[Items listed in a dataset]
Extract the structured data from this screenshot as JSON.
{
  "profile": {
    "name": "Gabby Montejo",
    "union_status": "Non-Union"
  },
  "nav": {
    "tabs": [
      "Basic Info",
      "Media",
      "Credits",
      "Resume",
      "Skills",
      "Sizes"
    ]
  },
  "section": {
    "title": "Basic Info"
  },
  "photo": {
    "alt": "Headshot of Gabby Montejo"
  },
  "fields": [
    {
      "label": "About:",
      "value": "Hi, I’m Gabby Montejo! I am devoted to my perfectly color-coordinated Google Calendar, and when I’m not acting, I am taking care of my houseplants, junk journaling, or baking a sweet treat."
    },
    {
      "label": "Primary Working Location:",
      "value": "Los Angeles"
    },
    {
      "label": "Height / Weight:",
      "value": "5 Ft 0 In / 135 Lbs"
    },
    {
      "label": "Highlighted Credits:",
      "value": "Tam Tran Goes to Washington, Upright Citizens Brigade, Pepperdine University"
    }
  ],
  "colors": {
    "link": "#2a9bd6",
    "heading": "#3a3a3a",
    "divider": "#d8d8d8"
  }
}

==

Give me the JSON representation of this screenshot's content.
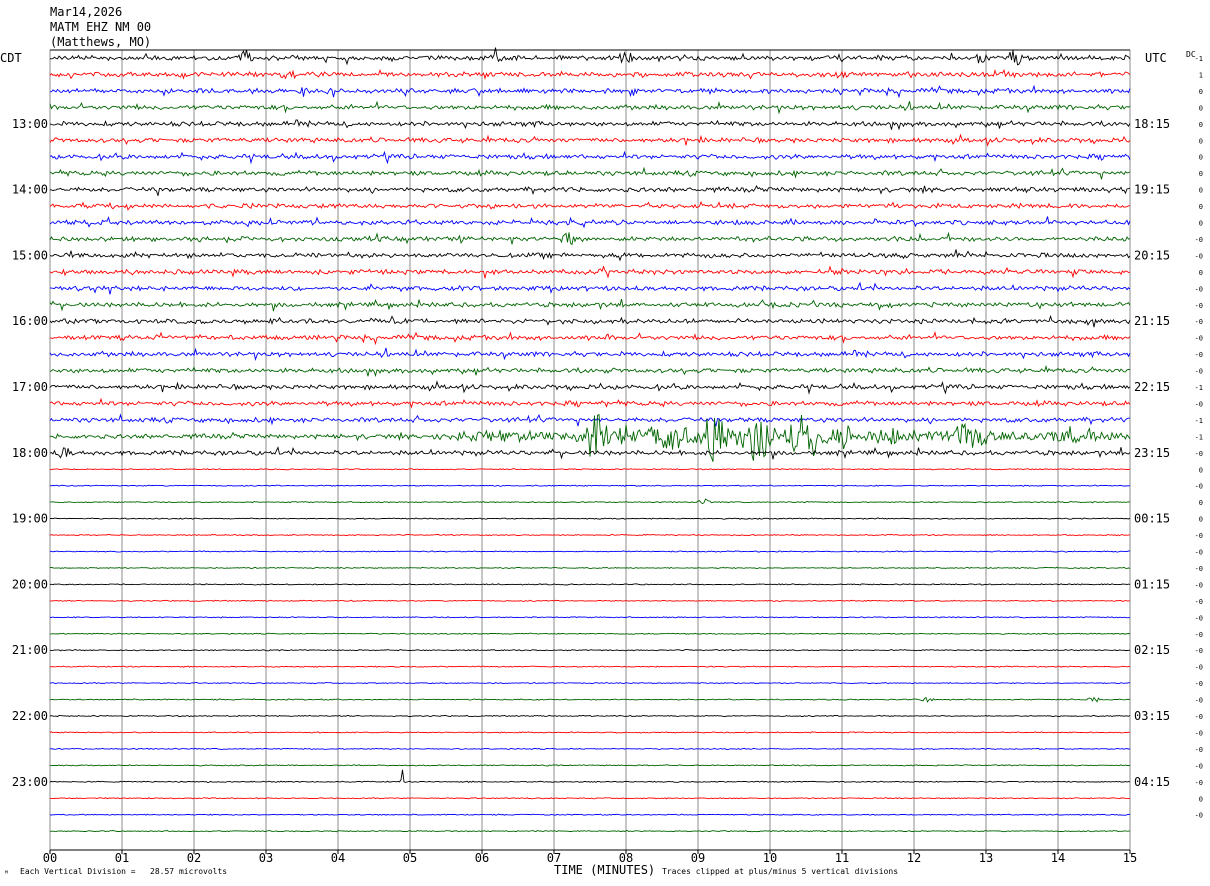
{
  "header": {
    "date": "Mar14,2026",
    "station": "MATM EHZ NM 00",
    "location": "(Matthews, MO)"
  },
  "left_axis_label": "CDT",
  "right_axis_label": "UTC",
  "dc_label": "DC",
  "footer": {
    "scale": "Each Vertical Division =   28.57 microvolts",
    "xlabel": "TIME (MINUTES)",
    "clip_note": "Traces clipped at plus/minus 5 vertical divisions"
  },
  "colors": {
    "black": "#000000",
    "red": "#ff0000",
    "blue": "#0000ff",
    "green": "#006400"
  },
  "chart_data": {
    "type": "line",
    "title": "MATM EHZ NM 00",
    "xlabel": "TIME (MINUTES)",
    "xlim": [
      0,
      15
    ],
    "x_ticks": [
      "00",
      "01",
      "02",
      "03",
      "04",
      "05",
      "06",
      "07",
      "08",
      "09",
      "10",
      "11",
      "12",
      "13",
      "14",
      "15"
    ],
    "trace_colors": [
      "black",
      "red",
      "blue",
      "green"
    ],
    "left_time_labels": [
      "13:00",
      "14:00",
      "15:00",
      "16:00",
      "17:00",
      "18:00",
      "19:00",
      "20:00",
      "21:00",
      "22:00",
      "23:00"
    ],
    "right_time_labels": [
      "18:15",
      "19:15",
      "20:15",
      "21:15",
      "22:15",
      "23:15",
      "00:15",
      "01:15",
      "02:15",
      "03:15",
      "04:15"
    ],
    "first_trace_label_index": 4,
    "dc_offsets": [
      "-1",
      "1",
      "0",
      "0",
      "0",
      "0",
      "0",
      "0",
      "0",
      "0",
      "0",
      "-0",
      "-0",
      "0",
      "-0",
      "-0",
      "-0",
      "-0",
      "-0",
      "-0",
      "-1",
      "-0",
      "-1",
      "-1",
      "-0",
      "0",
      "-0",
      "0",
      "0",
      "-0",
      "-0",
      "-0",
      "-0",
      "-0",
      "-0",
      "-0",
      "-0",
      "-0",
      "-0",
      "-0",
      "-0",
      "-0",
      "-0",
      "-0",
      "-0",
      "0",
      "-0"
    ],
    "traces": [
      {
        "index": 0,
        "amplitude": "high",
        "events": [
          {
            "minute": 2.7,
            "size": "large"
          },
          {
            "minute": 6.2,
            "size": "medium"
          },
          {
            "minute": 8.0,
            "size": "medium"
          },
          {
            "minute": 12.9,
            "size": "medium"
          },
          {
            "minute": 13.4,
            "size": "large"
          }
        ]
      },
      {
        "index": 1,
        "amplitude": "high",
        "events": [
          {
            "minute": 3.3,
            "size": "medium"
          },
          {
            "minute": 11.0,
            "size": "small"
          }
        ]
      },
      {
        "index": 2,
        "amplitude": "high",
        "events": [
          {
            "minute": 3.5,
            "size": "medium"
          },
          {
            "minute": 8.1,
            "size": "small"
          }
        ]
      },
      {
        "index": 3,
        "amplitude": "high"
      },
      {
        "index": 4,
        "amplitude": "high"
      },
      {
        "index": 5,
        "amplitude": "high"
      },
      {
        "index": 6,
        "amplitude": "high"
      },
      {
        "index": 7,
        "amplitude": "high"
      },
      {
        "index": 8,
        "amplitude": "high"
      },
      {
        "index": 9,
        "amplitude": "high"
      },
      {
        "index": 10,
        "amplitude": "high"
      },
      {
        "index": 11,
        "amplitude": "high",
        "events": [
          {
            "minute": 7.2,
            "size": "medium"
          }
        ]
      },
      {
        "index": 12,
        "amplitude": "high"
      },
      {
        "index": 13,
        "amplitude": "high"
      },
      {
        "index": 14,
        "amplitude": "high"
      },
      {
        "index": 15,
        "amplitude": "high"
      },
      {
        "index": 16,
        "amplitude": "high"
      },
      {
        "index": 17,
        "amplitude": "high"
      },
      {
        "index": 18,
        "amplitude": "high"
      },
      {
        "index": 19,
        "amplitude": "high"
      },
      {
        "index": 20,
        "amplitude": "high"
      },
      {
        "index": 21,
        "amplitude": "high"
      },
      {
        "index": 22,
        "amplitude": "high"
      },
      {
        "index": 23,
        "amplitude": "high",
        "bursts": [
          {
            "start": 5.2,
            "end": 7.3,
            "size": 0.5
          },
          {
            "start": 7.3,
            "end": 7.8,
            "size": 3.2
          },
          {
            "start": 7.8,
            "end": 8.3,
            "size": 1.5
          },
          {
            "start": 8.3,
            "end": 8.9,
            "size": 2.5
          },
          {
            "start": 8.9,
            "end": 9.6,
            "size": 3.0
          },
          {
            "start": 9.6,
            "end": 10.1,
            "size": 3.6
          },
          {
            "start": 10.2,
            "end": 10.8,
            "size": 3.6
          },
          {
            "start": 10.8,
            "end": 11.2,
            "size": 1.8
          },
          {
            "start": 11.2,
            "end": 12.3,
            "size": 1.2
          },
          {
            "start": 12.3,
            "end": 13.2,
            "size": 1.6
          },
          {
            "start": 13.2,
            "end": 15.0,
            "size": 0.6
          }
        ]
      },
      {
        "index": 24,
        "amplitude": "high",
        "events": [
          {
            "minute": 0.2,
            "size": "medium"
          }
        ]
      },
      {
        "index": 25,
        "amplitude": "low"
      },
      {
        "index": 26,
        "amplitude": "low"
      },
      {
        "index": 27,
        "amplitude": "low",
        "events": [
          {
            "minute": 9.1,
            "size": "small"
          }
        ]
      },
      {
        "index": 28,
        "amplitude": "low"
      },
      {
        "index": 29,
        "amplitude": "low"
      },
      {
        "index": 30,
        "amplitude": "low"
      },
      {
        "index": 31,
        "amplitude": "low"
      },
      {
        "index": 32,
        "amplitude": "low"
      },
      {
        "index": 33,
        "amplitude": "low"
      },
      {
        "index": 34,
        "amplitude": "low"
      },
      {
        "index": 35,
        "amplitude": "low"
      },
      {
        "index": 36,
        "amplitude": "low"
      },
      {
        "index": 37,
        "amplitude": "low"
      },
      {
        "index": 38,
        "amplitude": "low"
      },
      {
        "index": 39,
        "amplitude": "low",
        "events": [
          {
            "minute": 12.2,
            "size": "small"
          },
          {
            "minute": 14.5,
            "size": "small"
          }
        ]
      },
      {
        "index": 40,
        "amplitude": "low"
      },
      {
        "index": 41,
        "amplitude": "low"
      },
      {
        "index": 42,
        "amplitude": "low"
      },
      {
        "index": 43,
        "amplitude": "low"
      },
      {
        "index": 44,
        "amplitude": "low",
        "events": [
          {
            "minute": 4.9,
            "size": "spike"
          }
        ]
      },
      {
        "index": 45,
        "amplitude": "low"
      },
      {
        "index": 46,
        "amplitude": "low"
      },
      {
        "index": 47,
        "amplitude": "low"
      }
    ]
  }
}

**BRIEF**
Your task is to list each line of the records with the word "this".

**WRITTEN ANSWER**
Extract the structured data from this screenshot as JSON.
Give me the JSON representation of this screenshot's content.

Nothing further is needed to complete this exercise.